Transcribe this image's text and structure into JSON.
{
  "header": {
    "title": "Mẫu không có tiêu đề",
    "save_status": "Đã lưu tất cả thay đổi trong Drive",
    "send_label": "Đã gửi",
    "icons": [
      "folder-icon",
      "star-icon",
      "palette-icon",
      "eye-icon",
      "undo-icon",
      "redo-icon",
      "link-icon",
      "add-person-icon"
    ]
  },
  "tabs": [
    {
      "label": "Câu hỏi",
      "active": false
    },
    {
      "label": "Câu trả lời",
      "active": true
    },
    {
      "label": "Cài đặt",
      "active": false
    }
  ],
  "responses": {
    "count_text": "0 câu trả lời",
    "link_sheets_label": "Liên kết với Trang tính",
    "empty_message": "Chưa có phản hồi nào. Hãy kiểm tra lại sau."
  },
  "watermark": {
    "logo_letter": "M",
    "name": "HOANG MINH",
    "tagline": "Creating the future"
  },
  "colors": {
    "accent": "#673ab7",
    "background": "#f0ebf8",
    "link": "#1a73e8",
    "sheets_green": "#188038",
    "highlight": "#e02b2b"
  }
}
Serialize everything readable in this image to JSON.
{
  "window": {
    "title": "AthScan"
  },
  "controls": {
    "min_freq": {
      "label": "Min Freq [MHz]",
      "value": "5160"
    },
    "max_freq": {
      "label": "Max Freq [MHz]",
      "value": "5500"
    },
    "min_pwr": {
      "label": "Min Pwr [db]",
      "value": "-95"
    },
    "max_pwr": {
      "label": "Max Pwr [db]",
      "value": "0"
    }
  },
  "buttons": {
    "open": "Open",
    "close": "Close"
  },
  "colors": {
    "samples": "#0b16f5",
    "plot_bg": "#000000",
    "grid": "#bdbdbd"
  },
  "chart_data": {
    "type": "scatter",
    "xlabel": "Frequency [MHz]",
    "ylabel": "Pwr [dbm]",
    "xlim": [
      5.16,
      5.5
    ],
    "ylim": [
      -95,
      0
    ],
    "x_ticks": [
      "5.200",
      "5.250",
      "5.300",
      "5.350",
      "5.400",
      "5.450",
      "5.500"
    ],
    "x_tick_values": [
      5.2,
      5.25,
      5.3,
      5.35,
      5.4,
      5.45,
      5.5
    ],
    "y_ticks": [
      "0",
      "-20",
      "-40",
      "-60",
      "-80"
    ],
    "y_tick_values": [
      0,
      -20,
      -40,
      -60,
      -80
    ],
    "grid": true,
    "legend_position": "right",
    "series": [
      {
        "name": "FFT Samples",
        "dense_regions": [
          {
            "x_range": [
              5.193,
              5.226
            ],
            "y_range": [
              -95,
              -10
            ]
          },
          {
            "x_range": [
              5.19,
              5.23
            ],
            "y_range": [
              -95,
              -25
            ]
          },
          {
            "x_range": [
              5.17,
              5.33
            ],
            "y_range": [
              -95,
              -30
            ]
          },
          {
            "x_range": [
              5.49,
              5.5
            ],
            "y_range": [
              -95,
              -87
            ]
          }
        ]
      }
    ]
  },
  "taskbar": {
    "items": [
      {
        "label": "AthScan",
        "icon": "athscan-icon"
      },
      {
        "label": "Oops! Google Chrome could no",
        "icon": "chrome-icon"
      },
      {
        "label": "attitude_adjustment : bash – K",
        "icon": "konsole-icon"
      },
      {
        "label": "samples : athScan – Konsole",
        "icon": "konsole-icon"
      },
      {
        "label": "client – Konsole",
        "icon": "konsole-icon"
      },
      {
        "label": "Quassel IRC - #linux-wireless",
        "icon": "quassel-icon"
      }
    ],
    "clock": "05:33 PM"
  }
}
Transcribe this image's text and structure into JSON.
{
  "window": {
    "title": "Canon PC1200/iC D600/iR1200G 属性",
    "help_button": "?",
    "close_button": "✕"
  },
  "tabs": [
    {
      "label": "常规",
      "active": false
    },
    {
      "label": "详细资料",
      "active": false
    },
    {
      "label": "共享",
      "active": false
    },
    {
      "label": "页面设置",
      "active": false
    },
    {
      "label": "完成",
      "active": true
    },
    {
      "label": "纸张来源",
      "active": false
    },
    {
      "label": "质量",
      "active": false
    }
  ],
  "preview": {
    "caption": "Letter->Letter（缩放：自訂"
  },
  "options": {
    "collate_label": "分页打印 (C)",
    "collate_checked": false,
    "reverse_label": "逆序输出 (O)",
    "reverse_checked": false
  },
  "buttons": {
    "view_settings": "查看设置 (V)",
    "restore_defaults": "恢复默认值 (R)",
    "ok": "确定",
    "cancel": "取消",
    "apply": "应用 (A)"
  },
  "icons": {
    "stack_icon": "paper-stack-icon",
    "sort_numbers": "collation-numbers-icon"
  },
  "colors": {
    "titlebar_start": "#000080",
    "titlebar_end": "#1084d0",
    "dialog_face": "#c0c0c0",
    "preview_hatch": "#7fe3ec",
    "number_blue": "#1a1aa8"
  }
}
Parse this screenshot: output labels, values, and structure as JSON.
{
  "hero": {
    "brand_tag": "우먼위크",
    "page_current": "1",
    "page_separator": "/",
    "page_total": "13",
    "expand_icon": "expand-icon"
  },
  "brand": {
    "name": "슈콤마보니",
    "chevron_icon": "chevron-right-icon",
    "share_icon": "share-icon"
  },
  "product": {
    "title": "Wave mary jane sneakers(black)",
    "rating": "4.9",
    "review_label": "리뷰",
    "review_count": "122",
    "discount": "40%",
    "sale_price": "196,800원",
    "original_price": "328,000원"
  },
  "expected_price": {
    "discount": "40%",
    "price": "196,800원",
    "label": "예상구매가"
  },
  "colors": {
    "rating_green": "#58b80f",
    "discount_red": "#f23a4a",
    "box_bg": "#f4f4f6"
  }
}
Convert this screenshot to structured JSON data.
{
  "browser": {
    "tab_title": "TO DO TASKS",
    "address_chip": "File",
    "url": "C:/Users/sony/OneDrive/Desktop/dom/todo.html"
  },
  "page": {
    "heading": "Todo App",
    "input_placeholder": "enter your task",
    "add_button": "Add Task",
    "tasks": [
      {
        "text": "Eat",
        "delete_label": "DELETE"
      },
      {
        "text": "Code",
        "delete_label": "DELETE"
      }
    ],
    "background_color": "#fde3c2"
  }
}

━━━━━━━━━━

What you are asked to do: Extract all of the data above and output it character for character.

Written solution:
Transcribe this image's text and structure into JSON.
{
  "header": {
    "title": "Mẫu không có tiêu đề",
    "save_status": "Đã lưu tất cả thay đổi trong Drive",
    "send_label": "Đã gửi",
    "icons": [
      "folder-icon",
      "star-icon",
      "palette-icon",
      "eye-icon",
      "undo-icon",
      "redo-icon",
      "link-icon",
      "add-person-icon"
    ]
  },
  "tabs": [
    {
      "label": "Câu hỏi",
      "active": false
    },
    {
      "label": "Câu trả lời",
      "active": true
    },
    {
      "label": "Cài đặt",
      "active": false
    }
  ],
  "responses": {
    "count_text": "0 câu trả lời",
    "link_sheets_label": "Liên kết với Trang tính",
    "empty_message": "Chưa có phản hồi nào. Hãy kiểm tra lại sau."
  },
  "watermark": {
    "logo_letter": "M",
    "name": "HOANG MINH",
    "tagline": "Creating the future"
  },
  "colors": {
    "accent": "#673ab7",
    "background": "#f0ebf8",
    "link": "#1a73e8",
    "sheets_green": "#188038",
    "highlight": "#e02b2b"
  }
}
Serialize everything readable in this image to JSON.
{
  "window": {
    "title": "AthScan"
  },
  "controls": {
    "min_freq": {
      "label": "Min Freq [MHz]",
      "value": "5160"
    },
    "max_freq": {
      "label": "Max Freq [MHz]",
      "value": "5500"
    },
    "min_pwr": {
      "label": "Min Pwr [db]",
      "value": "-95"
    },
    "max_pwr": {
      "label": "Max Pwr [db]",
      "value": "0"
    }
  },
  "buttons": {
    "open": "Open",
    "close": "Close"
  },
  "colors": {
    "samples": "#0b16f5",
    "plot_bg": "#000000",
    "grid": "#bdbdbd"
  },
  "chart_data": {
    "type": "scatter",
    "xlabel": "Frequency [MHz]",
    "ylabel": "Pwr [dbm]",
    "xlim": [
      5.16,
      5.5
    ],
    "ylim": [
      -95,
      0
    ],
    "x_ticks": [
      "5.200",
      "5.250",
      "5.300",
      "5.350",
      "5.400",
      "5.450",
      "5.500"
    ],
    "x_tick_values": [
      5.2,
      5.25,
      5.3,
      5.35,
      5.4,
      5.45,
      5.5
    ],
    "y_ticks": [
      "0",
      "-20",
      "-40",
      "-60",
      "-80"
    ],
    "y_tick_values": [
      0,
      -20,
      -40,
      -60,
      -80
    ],
    "grid": true,
    "legend_position": "right",
    "series": [
      {
        "name": "FFT Samples",
        "dense_regions": [
          {
            "x_range": [
              5.193,
              5.226
            ],
            "y_range": [
              -95,
              -10
            ]
          },
          {
            "x_range": [
              5.19,
              5.23
            ],
            "y_range": [
              -95,
              -25
            ]
          },
          {
            "x_range": [
              5.17,
              5.33
            ],
            "y_range": [
              -95,
              -30
            ]
          },
          {
            "x_range": [
              5.49,
              5.5
            ],
            "y_range": [
              -95,
              -87
            ]
          }
        ]
      }
    ]
  },
  "taskbar": {
    "items": [
      {
        "label": "AthScan",
        "icon": "athscan-icon"
      },
      {
        "label": "Oops! Google Chrome could no",
        "icon": "chrome-icon"
      },
      {
        "label": "attitude_adjustment : bash – K",
        "icon": "konsole-icon"
      },
      {
        "label": "samples : athScan – Konsole",
        "icon": "konsole-icon"
      },
      {
        "label": "client – Konsole",
        "icon": "konsole-icon"
      },
      {
        "label": "Quassel IRC - #linux-wireless",
        "icon": "quassel-icon"
      }
    ],
    "clock": "05:33 PM"
  }
}
Transcribe this image's text and structure into JSON.
{
  "window": {
    "title": "Canon PC1200/iC D600/iR1200G 属性",
    "help_button": "?",
    "close_button": "✕"
  },
  "tabs": [
    {
      "label": "常规",
      "active": false
    },
    {
      "label": "详细资料",
      "active": false
    },
    {
      "label": "共享",
      "active": false
    },
    {
      "label": "页面设置",
      "active": false
    },
    {
      "label": "完成",
      "active": true
    },
    {
      "label": "纸张来源",
      "active": false
    },
    {
      "label": "质量",
      "active": false
    }
  ],
  "preview": {
    "caption": "Letter->Letter（缩放：自訂"
  },
  "options": {
    "collate_label": "分页打印 (C)",
    "collate_checked": false,
    "reverse_label": "逆序输出 (O)",
    "reverse_checked": false
  },
  "buttons": {
    "view_settings": "查看设置 (V)",
    "restore_defaults": "恢复默认值 (R)",
    "ok": "确定",
    "cancel": "取消",
    "apply": "应用 (A)"
  },
  "icons": {
    "stack_icon": "paper-stack-icon",
    "sort_numbers": "collation-numbers-icon"
  },
  "colors": {
    "titlebar_start": "#000080",
    "titlebar_end": "#1084d0",
    "dialog_face": "#c0c0c0",
    "preview_hatch": "#7fe3ec",
    "number_blue": "#1a1aa8"
  }
}
Parse this screenshot: output labels, values, and structure as JSON.
{
  "hero": {
    "brand_tag": "우먼위크",
    "page_current": "1",
    "page_separator": "/",
    "page_total": "13",
    "expand_icon": "expand-icon"
  },
  "brand": {
    "name": "슈콤마보니",
    "chevron_icon": "chevron-right-icon",
    "share_icon": "share-icon"
  },
  "product": {
    "title": "Wave mary jane sneakers(black)",
    "rating": "4.9",
    "review_label": "리뷰",
    "review_count": "122",
    "discount": "40%",
    "sale_price": "196,800원",
    "original_price": "328,000원"
  },
  "expected_price": {
    "discount": "40%",
    "price": "196,800원",
    "label": "예상구매가"
  },
  "colors": {
    "rating_green": "#58b80f",
    "discount_red": "#f23a4a",
    "box_bg": "#f4f4f6"
  }
}
Convert this screenshot to structured JSON data.
{
  "browser": {
    "tab_title": "TO DO TASKS",
    "address_chip": "File",
    "url": "C:/Users/sony/OneDrive/Desktop/dom/todo.html"
  },
  "page": {
    "heading": "Todo App",
    "input_placeholder": "enter your task",
    "add_button": "Add Task",
    "tasks": [
      {
        "text": "Eat",
        "delete_label": "DELETE"
      },
      {
        "text": "Code",
        "delete_label": "DELETE"
      }
    ],
    "background_color": "#fde3c2"
  }
}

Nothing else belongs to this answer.